[Start of section]

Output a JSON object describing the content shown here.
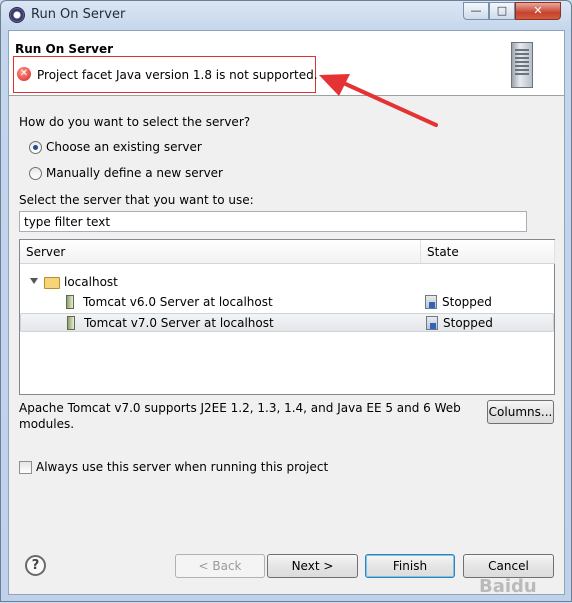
{
  "window": {
    "title": "Run On Server",
    "minimize": "—",
    "maximize": "□",
    "close": "✕"
  },
  "header": {
    "title": "Run On Server",
    "error_message": "Project facet Java version 1.8 is not supported.",
    "icon": "server-icon"
  },
  "selection": {
    "question": "How do you want to select the server?",
    "options": [
      {
        "label": "Choose an existing server",
        "selected": true
      },
      {
        "label": "Manually define a new server",
        "selected": false
      }
    ]
  },
  "filter": {
    "label": "Select the server that you want to use:",
    "value": "type filter text"
  },
  "table": {
    "columns": [
      "Server",
      "State"
    ],
    "group": "localhost",
    "rows": [
      {
        "server": "Tomcat v6.0 Server at localhost",
        "state": "Stopped",
        "selected": false
      },
      {
        "server": "Tomcat v7.0 Server at localhost",
        "state": "Stopped",
        "selected": true
      }
    ]
  },
  "description": "Apache Tomcat v7.0 supports J2EE 1.2, 1.3, 1.4, and Java EE 5 and 6 Web modules.",
  "columns_button": "Columns...",
  "always_use": {
    "label": "Always use this server when running this project",
    "checked": false
  },
  "buttons": {
    "back": "< Back",
    "next": "Next >",
    "finish": "Finish",
    "cancel": "Cancel"
  },
  "help": "?",
  "watermark": "Baidu",
  "colors": {
    "error_border": "#e03030",
    "arrow": "#e53333"
  }
}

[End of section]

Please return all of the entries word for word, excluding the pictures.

Written response:
Output a JSON object describing the content shown here.
{
  "window": {
    "title": "Run On Server",
    "minimize": "—",
    "maximize": "□",
    "close": "✕"
  },
  "header": {
    "title": "Run On Server",
    "error_message": "Project facet Java version 1.8 is not supported.",
    "icon": "server-icon"
  },
  "selection": {
    "question": "How do you want to select the server?",
    "options": [
      {
        "label": "Choose an existing server",
        "selected": true
      },
      {
        "label": "Manually define a new server",
        "selected": false
      }
    ]
  },
  "filter": {
    "label": "Select the server that you want to use:",
    "value": "type filter text"
  },
  "table": {
    "columns": [
      "Server",
      "State"
    ],
    "group": "localhost",
    "rows": [
      {
        "server": "Tomcat v6.0 Server at localhost",
        "state": "Stopped",
        "selected": false
      },
      {
        "server": "Tomcat v7.0 Server at localhost",
        "state": "Stopped",
        "selected": true
      }
    ]
  },
  "description": "Apache Tomcat v7.0 supports J2EE 1.2, 1.3, 1.4, and Java EE 5 and 6 Web modules.",
  "columns_button": "Columns...",
  "always_use": {
    "label": "Always use this server when running this project",
    "checked": false
  },
  "buttons": {
    "back": "< Back",
    "next": "Next >",
    "finish": "Finish",
    "cancel": "Cancel"
  },
  "help": "?",
  "watermark": "Baidu",
  "colors": {
    "error_border": "#e03030",
    "arrow": "#e53333"
  }
}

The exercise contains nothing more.